For weeks, the COVID-19 subvariant EG.5.1, unofficially nicknamed “Eris,” dominated the news. Shortly after, headlines about BA.2.86, also known as “Pirola,” quickly arose. As word of new subvariants seems to spread infectiously through the media almost as rapidly as viral transmission itself, keeping up with all the new letters and Greek names can be overwhelming.
Yale School of Public Health’s Grubaugh Lab describes Anne Hahn, PhD, a postdoctoral associate who leads the Yale SARS-CoV-2 Genomic Surveillance Initiative, as the “variant hunter.” (She and her colleagues prefer not to use the new subvariants’ unofficial names to avoid further confusion if the World Health Organization (WHO) decides to assign them an official Greek letter.) Using nasal swabs obtained from routine patient testing at Yale New Haven Hospital, the team at the Yale School of Public Health sequences the genomes of the latest viruses and scours the letters of RNA code for any mutations of concern. While both EG.5.1 and BA.2.86 contain mutations that may help them evade the immune system, she isn’t sounding any alarm bells yet.
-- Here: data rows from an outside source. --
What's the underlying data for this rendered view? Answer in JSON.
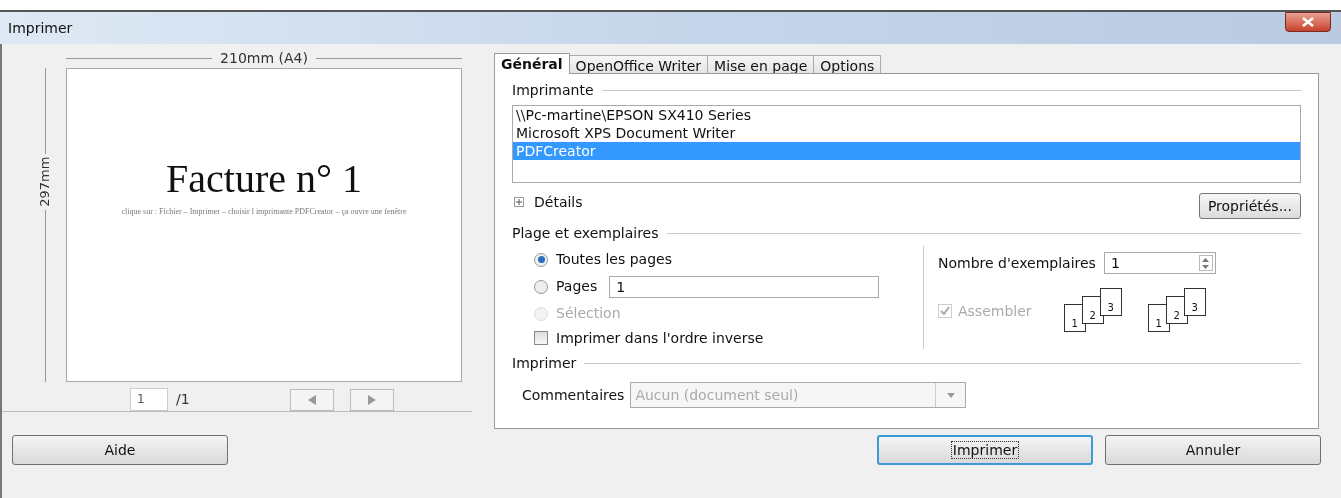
{
  "window": {
    "title": "Imprimer"
  },
  "preview": {
    "width_label": "210mm (A4)",
    "height_label": "297mm",
    "page_title": "Facture n° 1",
    "page_note": "clique sur : Fichier – Imprimer – choisir l imprimante PDFCreator – ça ouvre une fenêtre",
    "page_field": "1",
    "page_count": "/1"
  },
  "tabs": [
    {
      "label": "Général",
      "selected": true
    },
    {
      "label": "OpenOffice Writer",
      "selected": false
    },
    {
      "label": "Mise en page",
      "selected": false
    },
    {
      "label": "Options",
      "selected": false
    }
  ],
  "printer": {
    "label": "Imprimante",
    "printers": [
      {
        "name": "\\\\Pc-martine\\EPSON SX410 Series",
        "selected": false
      },
      {
        "name": "Microsoft XPS Document Writer",
        "selected": false
      },
      {
        "name": "PDFCreator",
        "selected": true
      }
    ],
    "details": {
      "label": "Détails",
      "expanded": false
    },
    "properties_button": "Propriétés..."
  },
  "range": {
    "label": "Plage et exemplaires",
    "options": [
      {
        "label": "Toutes les pages",
        "selected": true,
        "disabled": false
      },
      {
        "label": "Pages",
        "selected": false,
        "disabled": false,
        "value": "1"
      },
      {
        "label": "Sélection",
        "selected": false,
        "disabled": true
      }
    ],
    "reverse": {
      "label": "Imprimer dans l'ordre inverse",
      "checked": false
    },
    "copies": {
      "label": "Nombre d'exemplaires",
      "value": "1"
    },
    "collate": {
      "label": "Assembler",
      "checked": true,
      "disabled": true
    },
    "collate_icons": [
      [
        "1",
        "2",
        "3"
      ],
      [
        "1",
        "2",
        "3"
      ]
    ]
  },
  "print": {
    "label": "Imprimer",
    "comments_label": "Commentaires",
    "comments_value": "Aucun (document seul)",
    "disabled": true
  },
  "buttons": [
    {
      "label": "Aide",
      "default": false
    },
    {
      "label": "Imprimer",
      "default": true
    },
    {
      "label": "Annuler",
      "default": false
    }
  ]
}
“Previously, before much of the population had some form of immunity, a new variant meant a new wave of infections. It’s a very different situation now,” says Hahn. “We see a lot of variants that could possibly be concerning, but never really take off. So it’s a bit hard to say at this point how dangerous these new variants are.”
EG.5.1 not considered a significant threat
EG.5.1 is an offshoot of an earlier Omicron subvariant known as XBB.1.9, a close relative to the XBB.1.5 that has been dominant since December 2022. It caught the attention of researchers because of two significant mutations in its spike protein that allow the virus to escape the body’s defenses. And in the weeks following its detection, the subvariant spread more rapidly than other lineages. “That’s why scientists thought it might have a big advantage compared to other variants and could be problematic,” Hahn explains. But now, more than a month in, experts feel more assured that EG.5.1 is not a substantial threat.
Is BA.2.86 cause for worry?
On the other hand, BA.2.86, says Hahn, is the much more interesting subvariant. It evolved from an Omicron BA.2 sublineage that was dominant way back in early 2022. “It’s derived from a subvariant that is very old and isn’t circulating anywhere in the world anymore,” says Hahn. “So it was surprising to see where it came from.”
This latest subvariant was first detected by surveillance labs in Israel and Denmark. Soon after, it popped up in labs in England, South Africa, and the United States. It has since been detected in wastewater in New York City. “It’s not in our samples [in New Haven] yet, but it’s at our doorstep,” says Hahn.
Researchers expect the new COVID-19 boosters that are arriving this fall to be effective against EG.5.1. But with almost 30 mutations on BA.2.86’s spike protein, there is concern that this subvariant may be able to more easily evade the immunity acquired from the jab. “If this BA.2.86 really takes off and is competitive with these other lineages, this could mean that many people might be reinfected because it just looks very different from what their immune systems recognize from previous vaccines or infections,” says Hahn.
It is still too early to know if BA.2.86 will cause a significant wave of infections. But as winter approaches, Hahn says that getting a booster is a good idea to improve your protection. “Even if this other variant takes over, it’s always good to boost your immunity as we enter a season where you will almost certainly encounter the (SARS-CoV-2) virus a couple of times,” she says. “It’s better to be prepared.” Also, Hahn says, regardless of which variant might emerge now or in the future, methods to reduce your risk of infection, as always, include staying home and testing when feeling sick and having a facemask handy for when you spend significant time indoors with many people.